Is it really necessary? Is it worth the cost? The time? The effort?
As the directors of Rikmah, Yeshivat Chovevei Torah’s (YCT) Beit Midrash for Rabbinic Leadership in Israel, we have spent countless hours educating Israeli rabbis during weekly cohort meetings and summer chaplaincy intensives. We recently oversaw our third cohort’s visit to the United States. Having now brought together 40 rabbis through this program, we are confident that the answer to the above questions is a resounding “yes.”
Here are five lessons we’ve learned so far, as we reflect on our first three cohorts.
Israeli communal leadership benefits from witnessing American communal leadership.
In meeting with their American colleagues, Israeli rabbis begin to reflect on the opportunities they have to lead their own communities in different and more exciting ways. In fact, the very realization that synagogues, schools, Hillels and camps are at the heart of American Jewish communal life, is in itself a “chiddush” (or innovative notion) for many Israelis, and one that they only realize as they spend time in the Diaspora. As Israelis watch their American counterparts in action, they see the power they have to better organize and convene individuals back at home, uniting people around shared values, celebrations and opportunities for activism and growth. This experience is particularly powerful as they witness their Orthodox colleagues, be they from Chabad, YCT, Maharat, YU, or other institutions, who are challenged every day to take Jewish tradition, learning and ritual and apply them to the modern American scene.
Women and men are equal partners in this holy work.
The past few decades have witnessed an explosion of women’s study of Talmud and halacha, in Israel, the U.S., and beyond. These individuals have taken on roles in communities, schools and other Jewish institutions, where their voices provide Torah leadership, knowledge and wisdom.

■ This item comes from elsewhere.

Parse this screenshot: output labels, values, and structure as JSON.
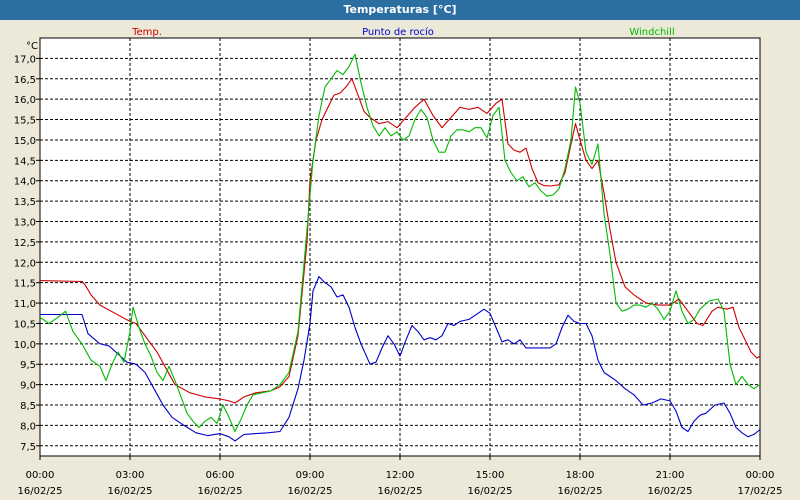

As we built our third cohort, we were privileged to partner with Maharat, and we included female participants for the first time. Our learning has been greatly enhanced by the presence of women and men together, delving deeper into questions of rabbinic identity, inclusion and the structures of communal leadership. All of our participants gain from being in a mixed group, enhancing each others’ experiences, challenging each others’ assumptions and more accurately mirroring their own communal realities.
More connection = less stigma.
The U.S. visit centers around meeting rabbis from within and beyond Orthodoxy. Our meetings with clergy representing other denominations are always honest and sometimes very challenging. They also remind us of our shared Torah, goals and work. We are grateful to those who volunteer their time for our group, including Rabbi Rachel Ain of the Conservative movement, Rabbi Angela Buchdahl of the Reform movement, and Rabbi David Ingber of Renewal Judaism, three community builders and leaders, steeped in Jewish tradition and values. Our group remains inspired by these and other rabbis’ tenacious battle to draw people into Jewish communal life, learning and practice.
U.S. communities benefit, too.
Over the course of two weekends, our rabbis learned with and taught in congregations across the United States, from New York City, to Berkeley and Chicago, to Nashville and Atlanta. These communities benefited from their learning with these rabbis, and perhaps most profoundly, from the realization that they, as Diaspora Jews in Diaspora Jewish communities, serve as models and inspiration for stronger communal life in Israel. By bringing “outsiders” into communal institutions, we both celebrate our own accomplishments and become more introspective about all that we must continue to build.
There is much more to do.
The presence of women, many of whom lack the same level of access to Orthodox rabbinic organizations that their male colleagues enjoy, has further motivated us to continue to build our rabbinic network in Israel. We already have a built-in group of over 50 rabbanim and rabbaniyot in Israel, counting our Rikmah graduates along with YCT alumni and Maharat alumni who have made aliyah. These Israelis and Americans alike work in Israeli schools, hospitals and synagogues. They serve in the IDF and as advisors and leaders in various levels of the government. It is now up to us to foster their nascent rabbinic network and continue to build it by adding new members, and deepening the connections between those already involved.
As Rikmah begins recruiting its fourth cohort, we are confident in our graduates, proud of their work, and excited to see this program’s continued development and contribution to am yisrael in Medinat Yisrael, North America and throughout the world.
The authors, Rabbi Yonah Berman with Rabbanit Yafit Clymer, and Rabbi Ilay Ofran serve as U.S. and Israeli directors of Rikmah: the YCT Beit Midrash for Rabbinic Leadership in Israel. They dedicate this article to Rikmah’s first 40 rabbinic fellows, whose commitment to building a professional rabbinate in Israel inspires so many every single day.